It's really all about recognizing and dealing with change. Change of tool sets. Change of environment. Change of focus. Change of perspective. Change of culture. Culminating in a change in how we react to or even instigate change. Several recent readings have brought home to me the centrality and importance of this in my own work with library instruction and information literacy:
  • Pegasus Librarian: Focal Flexibility "It hadn’t occurred to me before that moment how important focal flexibility is — the ability to see a given work in all its richness and unpackable complexity, and also see it as one of a constellation of other works — to be able to plot it dispassionately amongst its peers, and also gaze at its internal universes."
  • Wired: Tim O’Reilly’s Key to Creating the Next Big Thing "Yes, founder Jen Pahlka figured that instead of talking about how government should change, you have to demonstrate how to do it. The key output of Code for America is not apps, it’s culture change."
  • Attempting Elegance: Plant your Flag "You need to know where you stand so you can plant your feet and lean into the change rather than be knocked over by it."
  • Lifehacker: Ask Naive Questions to Spark Creativity "When you're stuck on a big problem, it's easy to pound your head against the wall trying to solve it. However, it might be best to step away for a little while and look at the problem from a different perspective."
All of the above discuss, albeit in very different contexts, the importance of recognizing and dealing effectively with change. 

I've written about change literacy before. I've written about dealing with ambiguity. I've talked about motivation. I've talked about fostering a sense of creativity and exploration in our students. I've written about transliteracy. And I certainly try in practice to (subtly) stress that being agile as you engage in the research process (your topic may change as you read the literature; searching is an evolutionary process of trial and error; every search tool has different features and labels, but look for the commonalities; become familiar with all the different information types; style guides can't cover every eventuality, so you may need to adapt what is in hand to available examples).

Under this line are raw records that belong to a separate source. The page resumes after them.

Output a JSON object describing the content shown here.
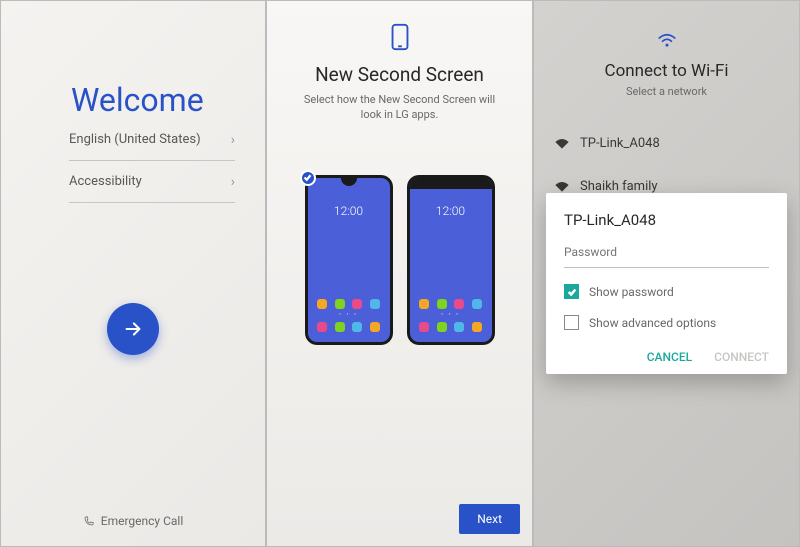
{
  "panel1": {
    "title": "Welcome",
    "language": "English (United States)",
    "accessibility": "Accessibility",
    "emergency": "Emergency Call"
  },
  "panel2": {
    "title": "New Second Screen",
    "subtitle": "Select how the New Second Screen will look in LG apps.",
    "phone_time": "12:00",
    "next": "Next",
    "icon_colors_row1": [
      "#f5a623",
      "#7ed321",
      "#e94b8a",
      "#50b8e8"
    ],
    "icon_colors_row2": [
      "#e94b8a",
      "#7ed321",
      "#50b8e8",
      "#f5a623"
    ]
  },
  "panel3": {
    "title": "Connect to Wi-Fi",
    "subtitle": "Select a network",
    "networks": [
      {
        "ssid": "TP-Link_A048"
      },
      {
        "ssid": "Shaikh family"
      }
    ],
    "dialog": {
      "ssid": "TP-Link_A048",
      "password_placeholder": "Password",
      "show_password": "Show password",
      "show_advanced": "Show advanced options",
      "cancel": "CANCEL",
      "connect": "CONNECT"
    }
  }
}
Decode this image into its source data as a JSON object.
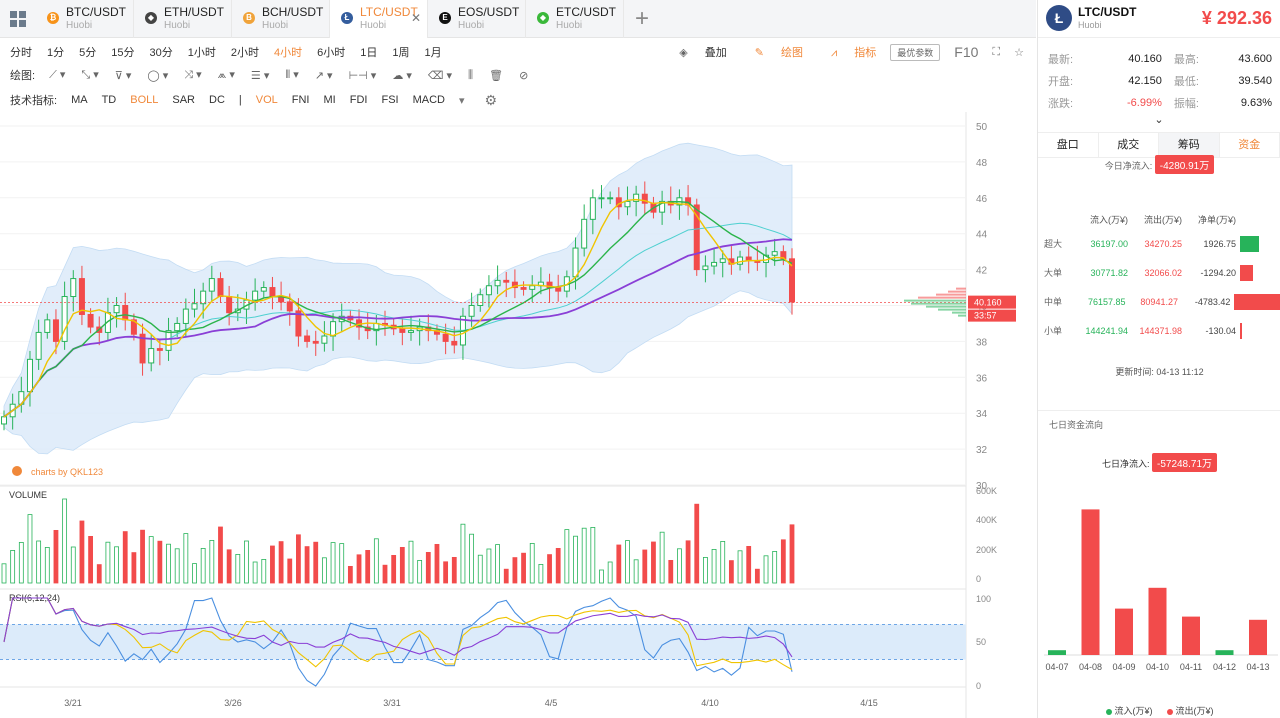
{
  "tabs": [
    {
      "symbol": "BTC/USDT",
      "exchange": "Huobi",
      "coin_glyph": "₿",
      "coin_color": "#f7931a",
      "active": false
    },
    {
      "symbol": "ETH/USDT",
      "exchange": "Huobi",
      "coin_glyph": "◆",
      "coin_color": "#444444",
      "active": false
    },
    {
      "symbol": "BCH/USDT",
      "exchange": "Huobi",
      "coin_glyph": "B",
      "coin_color": "#f0a33a",
      "active": false
    },
    {
      "symbol": "LTC/USDT",
      "exchange": "Huobi",
      "coin_glyph": "Ł",
      "coin_color": "#345d9d",
      "active": true
    },
    {
      "symbol": "EOS/USDT",
      "exchange": "Huobi",
      "coin_glyph": "E",
      "coin_color": "#111111",
      "active": false
    },
    {
      "symbol": "ETC/USDT",
      "exchange": "Huobi",
      "coin_glyph": "◆",
      "coin_color": "#3ab83a",
      "active": false
    }
  ],
  "timeframes": [
    "分时",
    "1分",
    "5分",
    "15分",
    "30分",
    "1小时",
    "2小时",
    "4小时",
    "6小时",
    "1日",
    "1周",
    "1月"
  ],
  "active_timeframe": "4小时",
  "toolbar_right": {
    "overlay": "叠加",
    "draw": "绘图",
    "indicator": "指标",
    "best_params": "最优参数",
    "f10": "F10"
  },
  "draw_label": "绘图:",
  "ind_label": "技术指标:",
  "indicators": [
    "MA",
    "TD",
    "BOLL",
    "SAR",
    "DC",
    "VOL",
    "FNI",
    "MI",
    "FDI",
    "FSI",
    "MACD"
  ],
  "active_indicators": [
    "BOLL",
    "VOL"
  ],
  "chart": {
    "price_ticks": [
      50,
      48,
      46,
      44,
      42,
      40,
      38,
      36,
      34,
      32,
      30
    ],
    "volume_label": "VOLUME",
    "volume_ticks": [
      "600K",
      "400K",
      "200K",
      "0"
    ],
    "rsi_label": "RSI(6,12,24)",
    "rsi_ticks": [
      100,
      50,
      0
    ],
    "date_ticks": [
      "3/21",
      "3/26",
      "3/31",
      "4/5",
      "4/10",
      "4/15"
    ],
    "last_price": "40.160",
    "countdown": "33:57",
    "watermark": "charts by QKL123",
    "colors": {
      "up": "#27b35a",
      "down": "#f24b4b",
      "boll_fill": "#dcebfa",
      "ma_purple": "#8a3fd6",
      "ma_yellow": "#f0c400",
      "ma_green": "#2bb44a",
      "ma_cyan": "#4fd0d0"
    }
  },
  "chart_data": {
    "type": "candlestick",
    "xlabel": "",
    "ylabel": "",
    "ylim": [
      30,
      50
    ],
    "closes": [
      33.8,
      34.5,
      35.2,
      37.0,
      38.5,
      39.2,
      38.0,
      40.5,
      41.5,
      39.5,
      38.8,
      38.5,
      39.6,
      40.0,
      39.2,
      38.4,
      36.8,
      37.6,
      37.5,
      38.6,
      39.0,
      39.8,
      40.1,
      40.8,
      41.5,
      40.5,
      39.6,
      39.8,
      40.3,
      40.8,
      41.0,
      40.5,
      40.2,
      39.7,
      38.3,
      38.0,
      37.9,
      38.3,
      39.1,
      39.4,
      39.2,
      38.8,
      38.6,
      39.0,
      38.9,
      38.7,
      38.5,
      38.6,
      38.8,
      38.6,
      38.4,
      38.0,
      37.8,
      39.4,
      40.0,
      40.6,
      41.1,
      41.4,
      41.3,
      41.0,
      40.9,
      41.1,
      41.3,
      41.0,
      40.8,
      41.6,
      43.2,
      44.8,
      46.0,
      46.0,
      46.0,
      45.5,
      45.8,
      46.2,
      45.7,
      45.2,
      45.8,
      45.6,
      46.0,
      45.6,
      42.0,
      42.2,
      42.4,
      42.6,
      42.3,
      42.7,
      42.5,
      42.4,
      42.8,
      43.0,
      42.6,
      40.2
    ],
    "rsi_range": [
      0,
      100
    ],
    "seven_day_flow": {
      "dates": [
        "04-07",
        "04-08",
        "04-09",
        "04-10",
        "04-11",
        "04-12",
        "04-13"
      ],
      "inflow_signs": [
        "in",
        "out",
        "out",
        "out",
        "out",
        "in",
        "out"
      ],
      "values": [
        3,
        91,
        29,
        42,
        24,
        3,
        22
      ]
    },
    "fund_flow_bars": [
      1926.75,
      -1294.2,
      -4783.42,
      -130.04
    ]
  },
  "right": {
    "symbol": "LTC/USDT",
    "exchange": "Huobi",
    "price": "¥ 292.36",
    "stats": [
      {
        "l1": "最新:",
        "v1": "40.160",
        "l2": "最高:",
        "v2": "43.600",
        "c1": "",
        "c2": ""
      },
      {
        "l1": "开盘:",
        "v1": "42.150",
        "l2": "最低:",
        "v2": "39.540",
        "c1": "",
        "c2": ""
      },
      {
        "l1": "涨跌:",
        "v1": "-6.99%",
        "l2": "振幅:",
        "v2": "9.63%",
        "c1": "red",
        "c2": ""
      }
    ],
    "tabs": [
      "盘口",
      "成交",
      "筹码",
      "资金"
    ],
    "today_label": "今日净流入:",
    "today_value": "-4280.91万",
    "flow_headers": [
      "流入(万¥)",
      "流出(万¥)",
      "净单(万¥)"
    ],
    "flow_rows": [
      {
        "name": "超大",
        "in": "36197.00",
        "out": "34270.25",
        "net": "1926.75",
        "pos": true
      },
      {
        "name": "大单",
        "in": "30771.82",
        "out": "32066.02",
        "net": "-1294.20",
        "pos": false
      },
      {
        "name": "中单",
        "in": "76157.85",
        "out": "80941.27",
        "net": "-4783.42",
        "pos": false
      },
      {
        "name": "小单",
        "in": "144241.94",
        "out": "144371.98",
        "net": "-130.04",
        "pos": false
      }
    ],
    "update_time": "更新时间:  04-13 11:12",
    "seven_title": "七日资金流向",
    "seven_label": "七日净流入:",
    "seven_value": "-57248.71万",
    "legend_in": "流入(万¥)",
    "legend_out": "流出(万¥)"
  }
}
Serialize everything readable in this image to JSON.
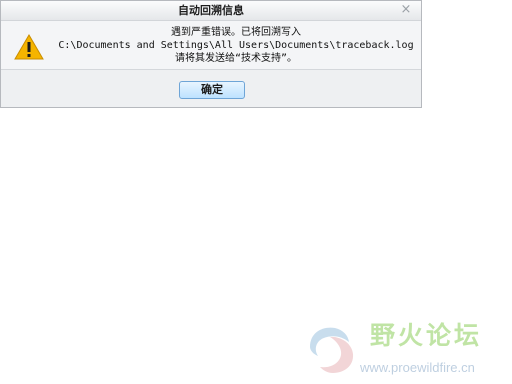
{
  "dialog": {
    "title": "自动回溯信息",
    "close_symbol": "×",
    "icon": "warning-icon",
    "message": {
      "line1": "遇到严重错误。已将回溯写入",
      "line2": "C:\\Documents and Settings\\All Users\\Documents\\traceback.log",
      "line3": "请将其发送给“技术支持”。"
    },
    "ok_label": "确定"
  },
  "watermark": {
    "title": "野火论坛",
    "url": "www.proewildfire.cn",
    "logo": "flame-swirl-logo"
  },
  "colors": {
    "warning_yellow": "#f5b400",
    "button_blue": "#bde2ff",
    "watermark_green": "#8ecf5c",
    "watermark_blue": "#8aa8c8"
  }
}
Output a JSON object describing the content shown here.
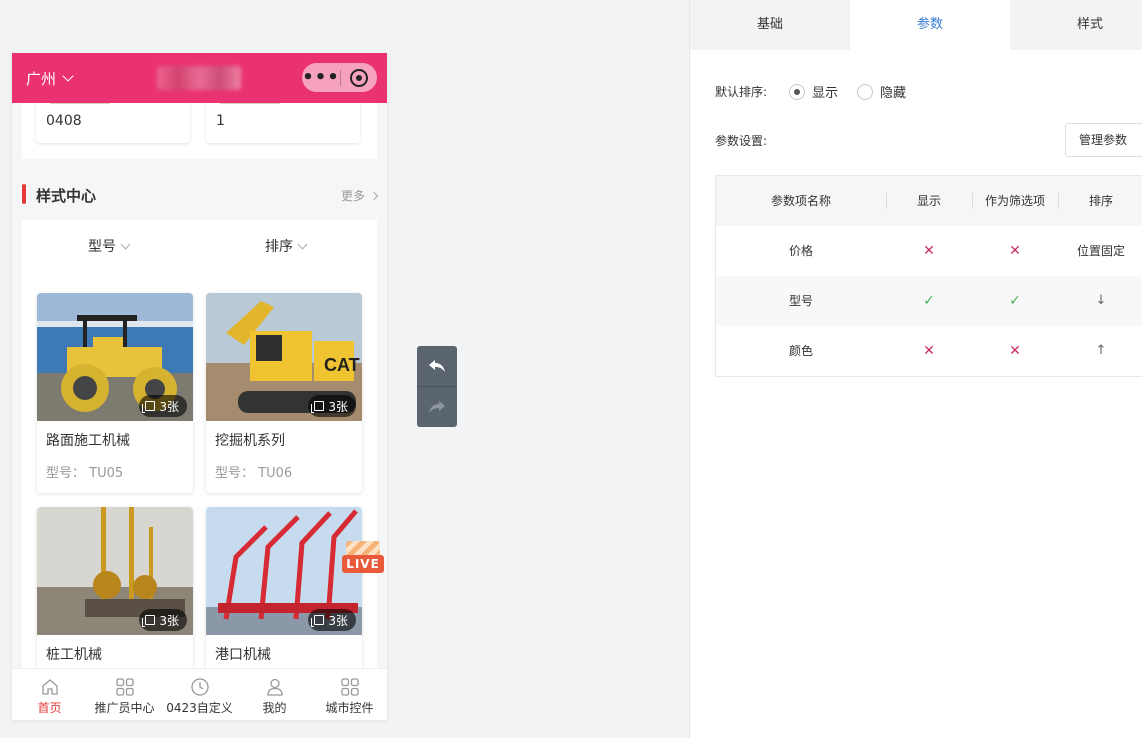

Now I wonder if we can tackle the idea of change and recognizing and teaching our students (and ourselves) how to effectively deal with it, more directly...